■ **Directions for this task**
Your task is to filter the entries and copy every line containing the string "아름다운".
________
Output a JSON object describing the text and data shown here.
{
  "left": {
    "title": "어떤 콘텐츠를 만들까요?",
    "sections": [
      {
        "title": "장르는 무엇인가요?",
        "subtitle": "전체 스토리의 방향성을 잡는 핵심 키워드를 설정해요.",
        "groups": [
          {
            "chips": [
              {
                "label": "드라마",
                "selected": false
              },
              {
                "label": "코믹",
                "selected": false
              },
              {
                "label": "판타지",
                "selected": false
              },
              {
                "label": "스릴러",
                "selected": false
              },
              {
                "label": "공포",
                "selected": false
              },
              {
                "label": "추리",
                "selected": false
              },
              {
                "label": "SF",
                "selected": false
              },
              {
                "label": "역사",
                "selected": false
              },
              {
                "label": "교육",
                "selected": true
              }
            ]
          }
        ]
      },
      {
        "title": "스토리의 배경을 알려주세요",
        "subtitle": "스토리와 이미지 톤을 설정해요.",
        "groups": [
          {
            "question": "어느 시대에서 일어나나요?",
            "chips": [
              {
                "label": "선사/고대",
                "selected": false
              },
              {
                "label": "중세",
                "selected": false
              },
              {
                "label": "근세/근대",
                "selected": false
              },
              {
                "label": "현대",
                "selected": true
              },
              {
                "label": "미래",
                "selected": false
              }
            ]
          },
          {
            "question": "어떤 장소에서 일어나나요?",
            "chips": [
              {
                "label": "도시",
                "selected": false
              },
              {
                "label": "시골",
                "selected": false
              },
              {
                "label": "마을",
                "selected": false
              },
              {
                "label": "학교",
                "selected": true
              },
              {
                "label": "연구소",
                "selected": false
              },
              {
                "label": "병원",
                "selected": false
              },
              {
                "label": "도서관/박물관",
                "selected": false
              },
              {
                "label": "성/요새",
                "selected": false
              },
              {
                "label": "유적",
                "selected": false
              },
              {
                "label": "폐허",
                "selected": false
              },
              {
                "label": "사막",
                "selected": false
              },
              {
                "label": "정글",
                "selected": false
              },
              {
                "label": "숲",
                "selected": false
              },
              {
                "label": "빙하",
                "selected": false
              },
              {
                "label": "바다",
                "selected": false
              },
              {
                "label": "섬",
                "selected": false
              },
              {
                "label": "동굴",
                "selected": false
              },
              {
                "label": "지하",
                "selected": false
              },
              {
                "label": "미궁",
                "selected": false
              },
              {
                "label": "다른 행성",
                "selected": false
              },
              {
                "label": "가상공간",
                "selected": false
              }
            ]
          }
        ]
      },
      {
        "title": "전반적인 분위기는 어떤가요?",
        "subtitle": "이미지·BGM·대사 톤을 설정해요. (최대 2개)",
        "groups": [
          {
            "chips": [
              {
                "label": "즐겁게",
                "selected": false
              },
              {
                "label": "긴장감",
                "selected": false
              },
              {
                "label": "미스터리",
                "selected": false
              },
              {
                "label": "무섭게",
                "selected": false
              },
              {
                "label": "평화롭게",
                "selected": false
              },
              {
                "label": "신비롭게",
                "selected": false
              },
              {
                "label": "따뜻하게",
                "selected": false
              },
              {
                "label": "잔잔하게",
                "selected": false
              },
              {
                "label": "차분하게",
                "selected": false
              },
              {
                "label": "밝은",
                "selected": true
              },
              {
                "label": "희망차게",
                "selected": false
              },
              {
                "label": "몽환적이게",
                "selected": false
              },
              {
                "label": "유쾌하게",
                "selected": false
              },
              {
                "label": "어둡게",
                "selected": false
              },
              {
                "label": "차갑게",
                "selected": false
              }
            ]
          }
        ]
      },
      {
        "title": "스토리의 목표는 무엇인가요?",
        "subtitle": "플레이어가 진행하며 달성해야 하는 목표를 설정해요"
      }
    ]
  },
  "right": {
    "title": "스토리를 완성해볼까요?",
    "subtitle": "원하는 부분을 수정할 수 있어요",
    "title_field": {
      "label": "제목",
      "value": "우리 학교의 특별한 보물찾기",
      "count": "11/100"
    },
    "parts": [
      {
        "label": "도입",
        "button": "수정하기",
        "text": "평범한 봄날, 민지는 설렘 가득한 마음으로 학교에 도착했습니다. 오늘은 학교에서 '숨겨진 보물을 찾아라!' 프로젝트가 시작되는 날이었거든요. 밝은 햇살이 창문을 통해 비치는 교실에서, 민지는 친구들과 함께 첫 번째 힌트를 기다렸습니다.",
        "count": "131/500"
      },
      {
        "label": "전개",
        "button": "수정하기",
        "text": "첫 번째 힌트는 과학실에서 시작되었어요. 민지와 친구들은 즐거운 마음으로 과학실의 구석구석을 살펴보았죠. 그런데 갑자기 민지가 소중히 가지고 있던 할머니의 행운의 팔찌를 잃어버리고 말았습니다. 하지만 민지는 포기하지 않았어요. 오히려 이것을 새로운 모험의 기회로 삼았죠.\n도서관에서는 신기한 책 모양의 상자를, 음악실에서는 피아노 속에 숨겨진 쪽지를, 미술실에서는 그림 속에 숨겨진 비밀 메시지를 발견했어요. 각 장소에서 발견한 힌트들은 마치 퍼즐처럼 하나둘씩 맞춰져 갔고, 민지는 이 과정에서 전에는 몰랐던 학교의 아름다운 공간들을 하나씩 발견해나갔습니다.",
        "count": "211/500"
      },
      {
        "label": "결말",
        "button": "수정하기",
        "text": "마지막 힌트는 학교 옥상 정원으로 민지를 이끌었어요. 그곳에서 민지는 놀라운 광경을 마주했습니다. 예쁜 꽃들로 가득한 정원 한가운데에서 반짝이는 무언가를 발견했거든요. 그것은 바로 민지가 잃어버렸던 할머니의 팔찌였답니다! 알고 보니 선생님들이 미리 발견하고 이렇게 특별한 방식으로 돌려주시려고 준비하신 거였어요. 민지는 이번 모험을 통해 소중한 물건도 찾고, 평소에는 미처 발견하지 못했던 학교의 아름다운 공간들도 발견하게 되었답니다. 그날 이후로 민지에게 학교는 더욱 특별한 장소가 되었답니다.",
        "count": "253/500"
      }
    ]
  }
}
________
■ **Task solution**
        "text": "첫 번째 힌트는 과학실에서 시작되었어요. 민지와 친구들은 즐거운 마음으로 과학실의 구석구석을 살펴보았죠. 그런데 갑자기 민지가 소중히 가지고 있던 할머니의 행운의 팔찌를 잃어버리고 말았습니다. 하지만 민지는 포기하지 않았어요. 오히려 이것을 새로운 모험의 기회로 삼았죠.\n도서관에서는 신기한 책 모양의 상자를, 음악실에서는 피아노 속에 숨겨진 쪽지를, 미술실에서는 그림 속에 숨겨진 비밀 메시지를 발견했어요. 각 장소에서 발견한 힌트들은 마치 퍼즐처럼 하나둘씩 맞춰져 갔고, 민지는 이 과정에서 전에는 몰랐던 학교의 아름다운 공간들을 하나씩 발견해나갔습니다.",
        "text": "마지막 힌트는 학교 옥상 정원으로 민지를 이끌었어요. 그곳에서 민지는 놀라운 광경을 마주했습니다. 예쁜 꽃들로 가득한 정원 한가운데에서 반짝이는 무언가를 발견했거든요. 그것은 바로 민지가 잃어버렸던 할머니의 팔찌였답니다! 알고 보니 선생님들이 미리 발견하고 이렇게 특별한 방식으로 돌려주시려고 준비하신 거였어요. 민지는 이번 모험을 통해 소중한 물건도 찾고, 평소에는 미처 발견하지 못했던 학교의 아름다운 공간들도 발견하게 되었답니다. 그날 이후로 민지에게 학교는 더욱 특별한 장소가 되었답니다.",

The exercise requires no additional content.